The Bahamas has secured further approval by the US Treasury of its Know-Your-Customer rules and its qualified jurisdiction status under the Internal Review Services program, through the signing of an agreement for the provision of information with respect to taxes and for other matters between the two Governments.

Under the agreement, The Bahamas has made a commitment to provide as of 2005 (i.e, for taxable years which begin in January 1, 2004) information that may be available in The Bahamas that is relevant to a particular case, where the United States Government has exhausted all measures within the United States, and the Ministry of Finance in The Bahamas is of the opinion that sufficient evidence exists to support criminal tax evasion of United States federal tax.

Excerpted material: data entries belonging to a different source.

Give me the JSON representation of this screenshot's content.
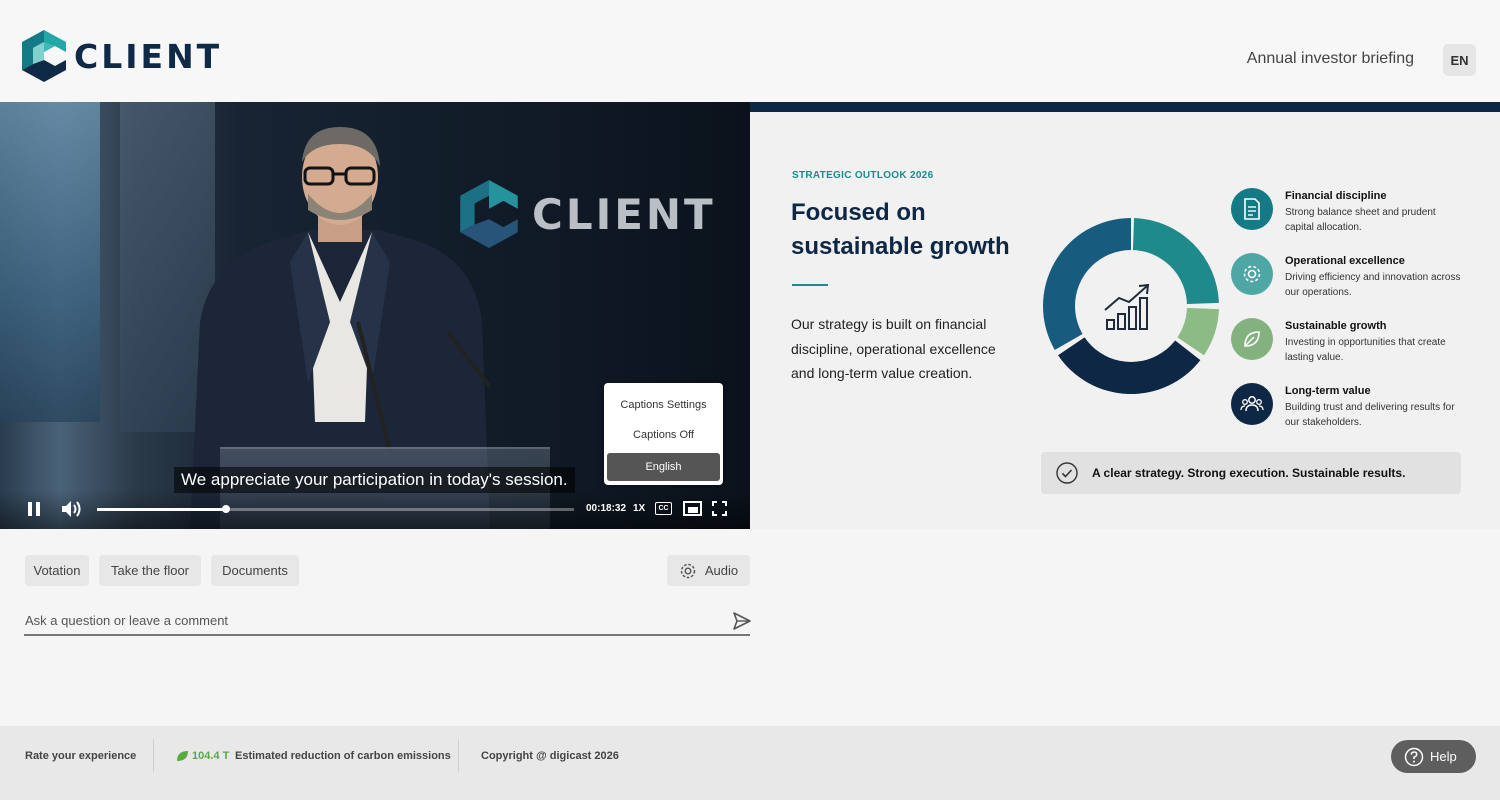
{
  "brand": {
    "name": "CLIENT",
    "accent": "#0f2a47",
    "teal": "#1a8c8c"
  },
  "header": {
    "title": "Annual investor briefing",
    "language": "EN"
  },
  "video": {
    "caption": "We appreciate your participation in today's session.",
    "stage_logo_text": "CLIENT",
    "progress": 0.27,
    "time": "00:18:32",
    "speed": "1X",
    "cc_label": "CC",
    "captions_menu": {
      "items": [
        "Captions Settings",
        "Captions Off",
        "English"
      ],
      "selected": "English"
    },
    "icons": [
      "pause-icon",
      "volume-icon",
      "cc-icon",
      "picture-in-picture-icon",
      "fullscreen-icon"
    ]
  },
  "slide": {
    "kicker": "STRATEGIC OUTLOOK 2026",
    "title": "Focused on sustainable growth",
    "body": "Our strategy is built on financial discipline, operational excellence and long-term value creation.",
    "pillars": [
      {
        "title": "Financial discipline",
        "desc": "Strong balance sheet and prudent capital allocation.",
        "icon": "document-icon",
        "color": "#137a86"
      },
      {
        "title": "Operational excellence",
        "desc": "Driving efficiency and innovation across our operations.",
        "icon": "gear-icon",
        "color": "#4fa7a5"
      },
      {
        "title": "Sustainable growth",
        "desc": "Investing in opportunities that create lasting value.",
        "icon": "leaf-icon",
        "color": "#84b27e"
      },
      {
        "title": "Long-term value",
        "desc": "Building trust and delivering results for our stakeholders.",
        "icon": "people-icon",
        "color": "#0e2744"
      }
    ],
    "donut_colors": [
      "#1f8a8c",
      "#8cbb86",
      "#0e2744",
      "#175c7e"
    ],
    "banner": "A clear strategy. Strong execution. Sustainable results."
  },
  "actions": {
    "votation": "Votation",
    "take_floor": "Take the floor",
    "documents": "Documents",
    "audio": "Audio",
    "comment_placeholder": "Ask a question or leave a comment"
  },
  "footer": {
    "rate": "Rate your experience",
    "carbon_value": "104.4 T",
    "carbon_label": "Estimated reduction of carbon emissions",
    "copyright": "Copyright @ digicast 2026",
    "help": "Help"
  }
}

It is noteworthy that any information obtained through this agreement cannot be shared with other countries. Further, in addition to the burden to prove wrongdoing, strong anti-fishing provisions are an integral part of the agreement.

Similar arrangements are slated to begin in 2007 with respect to civil tax offense of United States Federal tax laws. However, The Bahamas has continued to seek a level playing field by referring to the terms of similar agreements that the United States may negotiate with other countries over the upcoming years.

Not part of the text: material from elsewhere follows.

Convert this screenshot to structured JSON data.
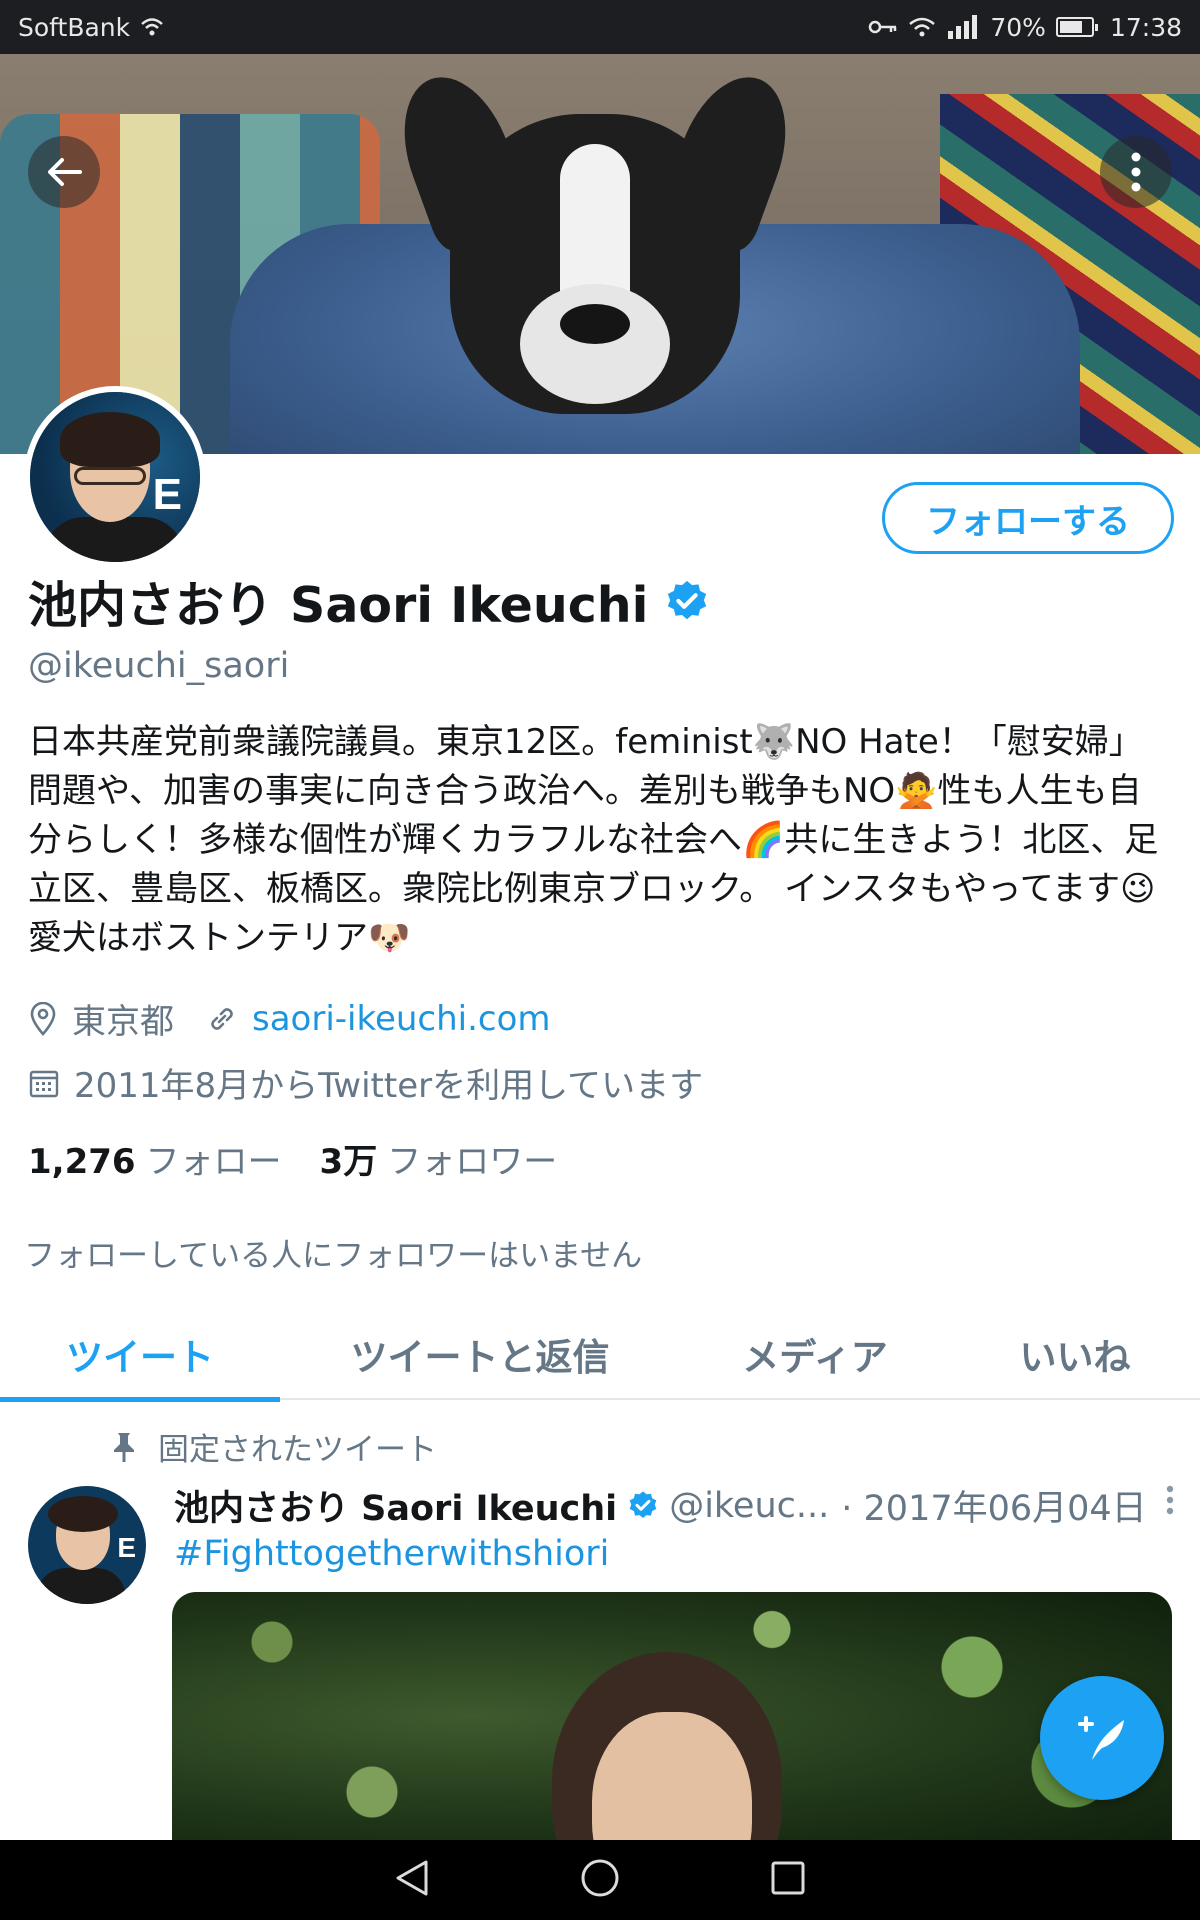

On January 1, 2001, the U.S. Internal Revenue Service established a QI withholding agreement to simplify withholding and reporting obligations for payments of income (including interest, dividends, royalties, and gross proceeds) made to an account holder through one or more foreign intermediaries. For example, if the foreign intermediary is not a QI and the payor does not receive the Form W-9 (indicating the tax identification for the payee), the payor must generally withhold at a 31 percent rate.

At that time, The Bahamas determined that it wished to provide its financial institutions, citizens and clients with unrestricted and seamless access to the United States market. The Internal Revenue Service affords this seamless access only where they have the greatest confidence that such self-regulation under the Qualified Intermediary system will be effective. The IRS further determined that the Qualified Intermediary system would only be granted to countries where the United States has a bilateral tax treaty or tax information exchange agreement.

It is out of this determination that The Bahamas has entered into a TIEA with the United States and paved the way for institutions operating in The Bahamas to obtain Qualified Intermediary Status. The Bahamas, like other offshore countries, received provisional Qualified Jurisdiction status on January 1, 2001 the renewal of which was subject to the execution of a TIEA prior to
July 2002.